So I cooked up my rutabaga and then decided to try a recipe for a Rutabaga Souffle from my shoebox card file.  I don't know where I got the original recipe, but I halved it and tweaked it a bit and the result was so good that I was even able to tempt Mr. Crispy into trying it on his dinner plate.  He said it was better than eating it plain mashed, so while he might not be a Rutabaga Convert, I think I might step up to buy a rutabaga each year!


Here's my recipe for Rutabaga Souffle, which can be easily doubled for rutabaga loving folk:

Rutabaga Souffle

1 small rutabaga, peeled and cut into chunks (about 2 cups)

3 Tbsp. softened butter
1-1/2 tsp. onion powder
Salt and pepper to taste

2 eggs, separated

2 Tbsp. sharp Cheddar Cheese, grated

Lightly grease a small casserole dish with softened butter, reserving remaining butter for rutabagas.

Place rutabaga chunks in a small pot with water to cover. Bring to a boil.  Turn heat to low, cover and simmer until rutabaga is fork-tender (about 15-20 minutes).  Drain.

Mash rutabaga with softened butter and try to get most of the lumps out.  Add onion powder and salt and pepper to taste.  Beat in egg yolks.

Beat egg whites in separate bowl until stiff.  Fold in gently but thoroughly into rutabaga mixture. 

Turn into buttered casserole dish and bake in a 325 degree F oven for 45-50 minutes.  Sprinkle souffle with grated cheese and bake another 5 minutes until cheese is melted.

Makes 4 servings.


I will be sending this post over to Weekend Herb Blogging, hosted this week by Yasmeen Health Nut. Weekend Herb Blogging is a popular food blog event, now in its fifth year, headquartered in Melbourne, Australia by the lovely Haalo of Cook Almost Anything (who has yet to cook a rutabaga judging from a quick search of her blog!)

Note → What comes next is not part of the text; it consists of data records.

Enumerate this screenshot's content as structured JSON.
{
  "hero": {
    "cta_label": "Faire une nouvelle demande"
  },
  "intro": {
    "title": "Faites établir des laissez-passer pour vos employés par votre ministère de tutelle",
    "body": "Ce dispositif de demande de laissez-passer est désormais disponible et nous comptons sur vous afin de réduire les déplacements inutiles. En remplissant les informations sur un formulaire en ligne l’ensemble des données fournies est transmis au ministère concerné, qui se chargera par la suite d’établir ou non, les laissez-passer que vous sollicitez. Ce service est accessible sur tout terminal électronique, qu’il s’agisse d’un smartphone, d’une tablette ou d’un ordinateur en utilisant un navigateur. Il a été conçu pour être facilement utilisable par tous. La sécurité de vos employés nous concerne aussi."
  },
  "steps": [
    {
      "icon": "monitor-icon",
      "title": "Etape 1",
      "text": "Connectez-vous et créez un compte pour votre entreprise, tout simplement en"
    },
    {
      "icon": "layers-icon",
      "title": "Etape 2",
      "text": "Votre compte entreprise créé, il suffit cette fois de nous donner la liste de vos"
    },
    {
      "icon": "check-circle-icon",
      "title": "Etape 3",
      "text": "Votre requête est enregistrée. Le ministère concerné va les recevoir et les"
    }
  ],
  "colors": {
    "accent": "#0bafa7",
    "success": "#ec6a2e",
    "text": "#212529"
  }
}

9 comments:

ARLENE said...

Rachel, I love, love, love rutabaga and make it every Thanksgiving. I peel it, slice it about 1 inch, pour over melted butter, salt, and pepper and wrap it in foil and bake until tender. I rough mash it and add a bit of nutmeg. It's wonderful, but your souffle-like rutabaga has got to be incredible and I will be making it soon.

Priya Sreeram said...

ohhhh this is our humble turnip that's got a lovely makeover--- good recipe

Foodycat said...

I like swede, so it is hard to understand the haters! I've never seen them waxed before though - and they keep for ages even without it.

gluten-freek said...

I love neeps! (as a Scot, it is part of our national dish - Haggis, neeps and tatties) When I moved to England I had to learn to call it swede, but whatever you call it it's a great veg. I love it mashed with carrots, with lots of butter.

Joanne said...

I LOVE rutabaga and this souffle looks so delicious! A nice step up from mashed but with all that nice sweet rutabaga flavor.

Haalo said...

So true I have yet to cook rutabaga but I must rectify that and your dish sounds like the perfect way!

Rachel said...

Glad to see so many other rutabaga/neep/turnip/Swede lovers out there!

Rutabaga, rutabaga, root, root, root!

Claudia said...

I'd like to hear that chorus! My husband loves rutabagas, but we can rarely find them here. If I do happen on one though, we'll give your recipe a try. It sounds so good.

Anonymous said...

rutabaga? it's a turnip! fame mash of haggis time. yuk vegetarian haggis and peas for me. But.... my relatives in a fishing town in SE Scotland call it Baigie. Now I understand. Language is so fascinating.